━━━━━ SOURCE DATA ━━━━━
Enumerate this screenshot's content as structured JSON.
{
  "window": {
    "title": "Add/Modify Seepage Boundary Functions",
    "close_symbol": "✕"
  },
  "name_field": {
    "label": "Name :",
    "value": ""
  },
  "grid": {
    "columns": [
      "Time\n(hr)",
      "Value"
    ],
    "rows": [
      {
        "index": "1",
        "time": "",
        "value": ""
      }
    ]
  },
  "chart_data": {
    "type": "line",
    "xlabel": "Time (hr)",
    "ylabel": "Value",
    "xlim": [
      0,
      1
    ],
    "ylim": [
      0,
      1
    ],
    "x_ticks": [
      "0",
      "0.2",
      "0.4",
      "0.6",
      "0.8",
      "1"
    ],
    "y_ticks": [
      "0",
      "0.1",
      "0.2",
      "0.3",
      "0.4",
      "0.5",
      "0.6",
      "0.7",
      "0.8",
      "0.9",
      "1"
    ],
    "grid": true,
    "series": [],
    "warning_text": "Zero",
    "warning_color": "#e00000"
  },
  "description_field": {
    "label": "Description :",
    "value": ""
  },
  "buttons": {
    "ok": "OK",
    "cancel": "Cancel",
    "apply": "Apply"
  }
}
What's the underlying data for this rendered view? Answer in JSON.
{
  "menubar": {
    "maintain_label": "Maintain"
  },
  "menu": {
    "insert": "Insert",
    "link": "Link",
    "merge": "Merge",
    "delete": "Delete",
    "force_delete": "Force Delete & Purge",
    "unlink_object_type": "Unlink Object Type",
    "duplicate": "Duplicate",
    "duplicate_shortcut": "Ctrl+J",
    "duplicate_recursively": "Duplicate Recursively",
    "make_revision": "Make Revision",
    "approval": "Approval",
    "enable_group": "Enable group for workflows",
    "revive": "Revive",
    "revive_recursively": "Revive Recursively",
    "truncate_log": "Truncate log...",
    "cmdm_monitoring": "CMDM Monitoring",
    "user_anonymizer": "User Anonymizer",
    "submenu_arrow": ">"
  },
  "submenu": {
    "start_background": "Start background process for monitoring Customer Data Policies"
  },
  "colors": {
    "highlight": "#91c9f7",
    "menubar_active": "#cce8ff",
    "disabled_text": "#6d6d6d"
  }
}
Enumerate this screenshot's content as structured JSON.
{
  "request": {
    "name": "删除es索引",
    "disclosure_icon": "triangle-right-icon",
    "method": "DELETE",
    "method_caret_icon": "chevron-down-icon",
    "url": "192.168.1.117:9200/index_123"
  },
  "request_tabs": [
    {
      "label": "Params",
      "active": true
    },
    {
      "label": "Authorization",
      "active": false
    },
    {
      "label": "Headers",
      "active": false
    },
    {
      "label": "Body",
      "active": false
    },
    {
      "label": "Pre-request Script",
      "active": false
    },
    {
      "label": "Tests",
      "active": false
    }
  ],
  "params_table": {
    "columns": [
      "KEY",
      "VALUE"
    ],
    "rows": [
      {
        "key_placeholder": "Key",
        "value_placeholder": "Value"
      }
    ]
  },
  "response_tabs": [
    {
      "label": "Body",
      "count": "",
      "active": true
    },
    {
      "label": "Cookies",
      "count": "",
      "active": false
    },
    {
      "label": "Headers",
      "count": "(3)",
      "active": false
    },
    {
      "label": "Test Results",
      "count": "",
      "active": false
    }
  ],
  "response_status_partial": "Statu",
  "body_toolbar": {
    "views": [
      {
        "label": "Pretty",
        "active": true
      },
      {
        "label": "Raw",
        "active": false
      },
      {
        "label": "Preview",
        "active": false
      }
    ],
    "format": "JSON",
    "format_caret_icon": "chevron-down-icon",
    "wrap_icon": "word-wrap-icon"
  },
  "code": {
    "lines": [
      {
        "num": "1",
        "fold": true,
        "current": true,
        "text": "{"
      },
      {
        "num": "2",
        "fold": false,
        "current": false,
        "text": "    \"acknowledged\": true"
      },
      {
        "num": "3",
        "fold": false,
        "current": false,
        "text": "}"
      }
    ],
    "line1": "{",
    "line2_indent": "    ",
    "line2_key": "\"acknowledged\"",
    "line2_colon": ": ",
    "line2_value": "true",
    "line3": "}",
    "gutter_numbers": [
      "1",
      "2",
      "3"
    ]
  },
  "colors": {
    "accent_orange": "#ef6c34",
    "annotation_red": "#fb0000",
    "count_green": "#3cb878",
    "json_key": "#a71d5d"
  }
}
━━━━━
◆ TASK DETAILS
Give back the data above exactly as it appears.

◆ SOLUTION TO THIS EXERCISE
Enumerate this screenshot's content as structured JSON.
{
  "window": {
    "title": "Add/Modify Seepage Boundary Functions",
    "close_symbol": "✕"
  },
  "name_field": {
    "label": "Name :",
    "value": ""
  },
  "grid": {
    "columns": [
      "Time\n(hr)",
      "Value"
    ],
    "rows": [
      {
        "index": "1",
        "time": "",
        "value": ""
      }
    ]
  },
  "chart_data": {
    "type": "line",
    "xlabel": "Time (hr)",
    "ylabel": "Value",
    "xlim": [
      0,
      1
    ],
    "ylim": [
      0,
      1
    ],
    "x_ticks": [
      "0",
      "0.2",
      "0.4",
      "0.6",
      "0.8",
      "1"
    ],
    "y_ticks": [
      "0",
      "0.1",
      "0.2",
      "0.3",
      "0.4",
      "0.5",
      "0.6",
      "0.7",
      "0.8",
      "0.9",
      "1"
    ],
    "grid": true,
    "series": [],
    "warning_text": "Zero",
    "warning_color": "#e00000"
  },
  "description_field": {
    "label": "Description :",
    "value": ""
  },
  "buttons": {
    "ok": "OK",
    "cancel": "Cancel",
    "apply": "Apply"
  }
}
What's the underlying data for this rendered view? Answer in JSON.
{
  "menubar": {
    "maintain_label": "Maintain"
  },
  "menu": {
    "insert": "Insert",
    "link": "Link",
    "merge": "Merge",
    "delete": "Delete",
    "force_delete": "Force Delete & Purge",
    "unlink_object_type": "Unlink Object Type",
    "duplicate": "Duplicate",
    "duplicate_shortcut": "Ctrl+J",
    "duplicate_recursively": "Duplicate Recursively",
    "make_revision": "Make Revision",
    "approval": "Approval",
    "enable_group": "Enable group for workflows",
    "revive": "Revive",
    "revive_recursively": "Revive Recursively",
    "truncate_log": "Truncate log...",
    "cmdm_monitoring": "CMDM Monitoring",
    "user_anonymizer": "User Anonymizer",
    "submenu_arrow": ">"
  },
  "submenu": {
    "start_background": "Start background process for monitoring Customer Data Policies"
  },
  "colors": {
    "highlight": "#91c9f7",
    "menubar_active": "#cce8ff",
    "disabled_text": "#6d6d6d"
  }
}
Enumerate this screenshot's content as structured JSON.
{
  "request": {
    "name": "删除es索引",
    "disclosure_icon": "triangle-right-icon",
    "method": "DELETE",
    "method_caret_icon": "chevron-down-icon",
    "url": "192.168.1.117:9200/index_123"
  },
  "request_tabs": [
    {
      "label": "Params",
      "active": true
    },
    {
      "label": "Authorization",
      "active": false
    },
    {
      "label": "Headers",
      "active": false
    },
    {
      "label": "Body",
      "active": false
    },
    {
      "label": "Pre-request Script",
      "active": false
    },
    {
      "label": "Tests",
      "active": false
    }
  ],
  "params_table": {
    "columns": [
      "KEY",
      "VALUE"
    ],
    "rows": [
      {
        "key_placeholder": "Key",
        "value_placeholder": "Value"
      }
    ]
  },
  "response_tabs": [
    {
      "label": "Body",
      "count": "",
      "active": true
    },
    {
      "label": "Cookies",
      "count": "",
      "active": false
    },
    {
      "label": "Headers",
      "count": "(3)",
      "active": false
    },
    {
      "label": "Test Results",
      "count": "",
      "active": false
    }
  ],
  "response_status_partial": "Statu",
  "body_toolbar": {
    "views": [
      {
        "label": "Pretty",
        "active": true
      },
      {
        "label": "Raw",
        "active": false
      },
      {
        "label": "Preview",
        "active": false
      }
    ],
    "format": "JSON",
    "format_caret_icon": "chevron-down-icon",
    "wrap_icon": "word-wrap-icon"
  },
  "code": {
    "lines": [
      {
        "num": "1",
        "fold": true,
        "current": true,
        "text": "{"
      },
      {
        "num": "2",
        "fold": false,
        "current": false,
        "text": "    \"acknowledged\": true"
      },
      {
        "num": "3",
        "fold": false,
        "current": false,
        "text": "}"
      }
    ],
    "line1": "{",
    "line2_indent": "    ",
    "line2_key": "\"acknowledged\"",
    "line2_colon": ": ",
    "line2_value": "true",
    "line3": "}",
    "gutter_numbers": [
      "1",
      "2",
      "3"
    ]
  },
  "colors": {
    "accent_orange": "#ef6c34",
    "annotation_red": "#fb0000",
    "count_green": "#3cb878",
    "json_key": "#a71d5d"
  }
}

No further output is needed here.